Work to be completed>
Please give the data again exactly, with no line dropped.

Supplied entries>
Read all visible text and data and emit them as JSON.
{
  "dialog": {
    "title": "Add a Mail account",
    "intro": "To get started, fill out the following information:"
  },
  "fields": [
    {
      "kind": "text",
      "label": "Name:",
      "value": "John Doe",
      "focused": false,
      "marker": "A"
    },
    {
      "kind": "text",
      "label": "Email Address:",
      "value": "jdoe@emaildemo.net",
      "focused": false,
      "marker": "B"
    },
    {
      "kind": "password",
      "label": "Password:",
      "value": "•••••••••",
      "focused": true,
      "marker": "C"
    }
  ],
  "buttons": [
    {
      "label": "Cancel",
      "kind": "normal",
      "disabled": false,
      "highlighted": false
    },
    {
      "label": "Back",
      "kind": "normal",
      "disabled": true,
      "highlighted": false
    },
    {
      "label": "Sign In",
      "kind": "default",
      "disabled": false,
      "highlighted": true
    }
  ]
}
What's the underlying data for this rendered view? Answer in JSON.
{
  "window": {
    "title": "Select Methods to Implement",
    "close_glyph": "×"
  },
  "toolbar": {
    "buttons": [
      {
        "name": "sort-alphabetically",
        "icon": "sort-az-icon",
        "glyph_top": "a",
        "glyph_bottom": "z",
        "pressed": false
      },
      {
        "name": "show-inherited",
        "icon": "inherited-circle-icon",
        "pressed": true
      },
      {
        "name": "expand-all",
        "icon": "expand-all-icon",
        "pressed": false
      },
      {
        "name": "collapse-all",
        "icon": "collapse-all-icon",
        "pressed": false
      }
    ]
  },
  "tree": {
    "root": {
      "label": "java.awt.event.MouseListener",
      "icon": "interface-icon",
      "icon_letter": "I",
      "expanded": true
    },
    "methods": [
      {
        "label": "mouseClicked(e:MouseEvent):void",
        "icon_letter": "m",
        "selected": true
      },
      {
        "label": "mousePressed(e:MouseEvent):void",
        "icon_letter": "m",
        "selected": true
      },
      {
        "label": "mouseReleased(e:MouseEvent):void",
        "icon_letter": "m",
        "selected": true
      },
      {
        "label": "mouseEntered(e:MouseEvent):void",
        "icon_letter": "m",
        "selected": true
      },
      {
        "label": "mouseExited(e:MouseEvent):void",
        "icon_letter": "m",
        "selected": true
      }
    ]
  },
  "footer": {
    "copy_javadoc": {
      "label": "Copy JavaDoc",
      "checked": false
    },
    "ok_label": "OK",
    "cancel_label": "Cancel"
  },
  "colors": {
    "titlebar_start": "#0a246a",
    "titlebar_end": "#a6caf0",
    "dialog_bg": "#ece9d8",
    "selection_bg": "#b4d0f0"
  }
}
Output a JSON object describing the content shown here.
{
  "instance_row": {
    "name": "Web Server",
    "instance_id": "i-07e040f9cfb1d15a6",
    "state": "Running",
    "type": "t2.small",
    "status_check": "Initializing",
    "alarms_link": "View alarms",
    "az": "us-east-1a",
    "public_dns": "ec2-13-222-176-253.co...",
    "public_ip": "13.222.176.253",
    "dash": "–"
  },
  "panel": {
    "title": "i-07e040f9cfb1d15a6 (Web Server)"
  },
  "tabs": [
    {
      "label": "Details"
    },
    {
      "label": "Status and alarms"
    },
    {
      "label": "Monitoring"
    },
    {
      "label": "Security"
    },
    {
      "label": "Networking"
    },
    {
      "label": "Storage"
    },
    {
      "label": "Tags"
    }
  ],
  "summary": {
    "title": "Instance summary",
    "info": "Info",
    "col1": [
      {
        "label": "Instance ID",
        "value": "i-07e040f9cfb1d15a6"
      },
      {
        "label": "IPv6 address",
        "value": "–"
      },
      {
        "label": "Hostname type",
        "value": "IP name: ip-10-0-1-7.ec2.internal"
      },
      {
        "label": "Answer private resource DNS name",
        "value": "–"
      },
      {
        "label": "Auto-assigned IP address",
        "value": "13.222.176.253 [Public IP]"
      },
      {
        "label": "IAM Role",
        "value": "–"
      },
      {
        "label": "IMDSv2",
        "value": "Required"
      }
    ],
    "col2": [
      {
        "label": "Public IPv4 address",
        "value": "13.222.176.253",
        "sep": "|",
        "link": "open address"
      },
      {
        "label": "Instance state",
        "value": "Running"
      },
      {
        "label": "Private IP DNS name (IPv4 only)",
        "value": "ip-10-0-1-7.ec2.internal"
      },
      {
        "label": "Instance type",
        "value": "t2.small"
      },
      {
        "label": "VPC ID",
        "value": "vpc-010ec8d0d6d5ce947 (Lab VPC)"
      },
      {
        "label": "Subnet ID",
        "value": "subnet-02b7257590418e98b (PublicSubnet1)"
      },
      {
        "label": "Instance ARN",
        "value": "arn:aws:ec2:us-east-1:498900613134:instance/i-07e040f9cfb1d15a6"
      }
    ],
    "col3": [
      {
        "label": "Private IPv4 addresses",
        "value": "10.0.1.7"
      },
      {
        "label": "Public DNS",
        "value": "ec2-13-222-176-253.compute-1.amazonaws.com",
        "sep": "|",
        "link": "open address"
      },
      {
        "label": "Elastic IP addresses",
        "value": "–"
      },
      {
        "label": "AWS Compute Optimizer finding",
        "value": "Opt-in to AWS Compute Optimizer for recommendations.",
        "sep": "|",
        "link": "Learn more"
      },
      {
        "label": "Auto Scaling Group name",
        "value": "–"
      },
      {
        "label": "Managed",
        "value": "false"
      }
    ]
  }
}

Task response>
Read all visible text and data and emit them as JSON.
{
  "dialog": {
    "title": "Add a Mail account",
    "intro": "To get started, fill out the following information:"
  },
  "fields": [
    {
      "kind": "text",
      "label": "Name:",
      "value": "John Doe",
      "focused": false,
      "marker": "A"
    },
    {
      "kind": "text",
      "label": "Email Address:",
      "value": "jdoe@emaildemo.net",
      "focused": false,
      "marker": "B"
    },
    {
      "kind": "password",
      "label": "Password:",
      "value": "•••••••••",
      "focused": true,
      "marker": "C"
    }
  ],
  "buttons": [
    {
      "label": "Cancel",
      "kind": "normal",
      "disabled": false,
      "highlighted": false
    },
    {
      "label": "Back",
      "kind": "normal",
      "disabled": true,
      "highlighted": false
    },
    {
      "label": "Sign In",
      "kind": "default",
      "disabled": false,
      "highlighted": true
    }
  ]
}
What's the underlying data for this rendered view? Answer in JSON.
{
  "window": {
    "title": "Select Methods to Implement",
    "close_glyph": "×"
  },
  "toolbar": {
    "buttons": [
      {
        "name": "sort-alphabetically",
        "icon": "sort-az-icon",
        "glyph_top": "a",
        "glyph_bottom": "z",
        "pressed": false
      },
      {
        "name": "show-inherited",
        "icon": "inherited-circle-icon",
        "pressed": true
      },
      {
        "name": "expand-all",
        "icon": "expand-all-icon",
        "pressed": false
      },
      {
        "name": "collapse-all",
        "icon": "collapse-all-icon",
        "pressed": false
      }
    ]
  },
  "tree": {
    "root": {
      "label": "java.awt.event.MouseListener",
      "icon": "interface-icon",
      "icon_letter": "I",
      "expanded": true
    },
    "methods": [
      {
        "label": "mouseClicked(e:MouseEvent):void",
        "icon_letter": "m",
        "selected": true
      },
      {
        "label": "mousePressed(e:MouseEvent):void",
        "icon_letter": "m",
        "selected": true
      },
      {
        "label": "mouseReleased(e:MouseEvent):void",
        "icon_letter": "m",
        "selected": true
      },
      {
        "label": "mouseEntered(e:MouseEvent):void",
        "icon_letter": "m",
        "selected": true
      },
      {
        "label": "mouseExited(e:MouseEvent):void",
        "icon_letter": "m",
        "selected": true
      }
    ]
  },
  "footer": {
    "copy_javadoc": {
      "label": "Copy JavaDoc",
      "checked": false
    },
    "ok_label": "OK",
    "cancel_label": "Cancel"
  },
  "colors": {
    "titlebar_start": "#0a246a",
    "titlebar_end": "#a6caf0",
    "dialog_bg": "#ece9d8",
    "selection_bg": "#b4d0f0"
  }
}
Output a JSON object describing the content shown here.
{
  "instance_row": {
    "name": "Web Server",
    "instance_id": "i-07e040f9cfb1d15a6",
    "state": "Running",
    "type": "t2.small",
    "status_check": "Initializing",
    "alarms_link": "View alarms",
    "az": "us-east-1a",
    "public_dns": "ec2-13-222-176-253.co...",
    "public_ip": "13.222.176.253",
    "dash": "–"
  },
  "panel": {
    "title": "i-07e040f9cfb1d15a6 (Web Server)"
  },
  "tabs": [
    {
      "label": "Details"
    },
    {
      "label": "Status and alarms"
    },
    {
      "label": "Monitoring"
    },
    {
      "label": "Security"
    },
    {
      "label": "Networking"
    },
    {
      "label": "Storage"
    },
    {
      "label": "Tags"
    }
  ],
  "summary": {
    "title": "Instance summary",
    "info": "Info",
    "col1": [
      {
        "label": "Instance ID",
        "value": "i-07e040f9cfb1d15a6"
      },
      {
        "label": "IPv6 address",
        "value": "–"
      },
      {
        "label": "Hostname type",
        "value": "IP name: ip-10-0-1-7.ec2.internal"
      },
      {
        "label": "Answer private resource DNS name",
        "value": "–"
      },
      {
        "label": "Auto-assigned IP address",
        "value": "13.222.176.253 [Public IP]"
      },
      {
        "label": "IAM Role",
        "value": "–"
      },
      {
        "label": "IMDSv2",
        "value": "Required"
      }
    ],
    "col2": [
      {
        "label": "Public IPv4 address",
        "value": "13.222.176.253",
        "sep": "|",
        "link": "open address"
      },
      {
        "label": "Instance state",
        "value": "Running"
      },
      {
        "label": "Private IP DNS name (IPv4 only)",
        "value": "ip-10-0-1-7.ec2.internal"
      },
      {
        "label": "Instance type",
        "value": "t2.small"
      },
      {
        "label": "VPC ID",
        "value": "vpc-010ec8d0d6d5ce947 (Lab VPC)"
      },
      {
        "label": "Subnet ID",
        "value": "subnet-02b7257590418e98b (PublicSubnet1)"
      },
      {
        "label": "Instance ARN",
        "value": "arn:aws:ec2:us-east-1:498900613134:instance/i-07e040f9cfb1d15a6"
      }
    ],
    "col3": [
      {
        "label": "Private IPv4 addresses",
        "value": "10.0.1.7"
      },
      {
        "label": "Public DNS",
        "value": "ec2-13-222-176-253.compute-1.amazonaws.com",
        "sep": "|",
        "link": "open address"
      },
      {
        "label": "Elastic IP addresses",
        "value": "–"
      },
      {
        "label": "AWS Compute Optimizer finding",
        "value": "Opt-in to AWS Compute Optimizer for recommendations.",
        "sep": "|",
        "link": "Learn more"
      },
      {
        "label": "Auto Scaling Group name",
        "value": "–"
      },
      {
        "label": "Managed",
        "value": "false"
      }
    ]
  }
}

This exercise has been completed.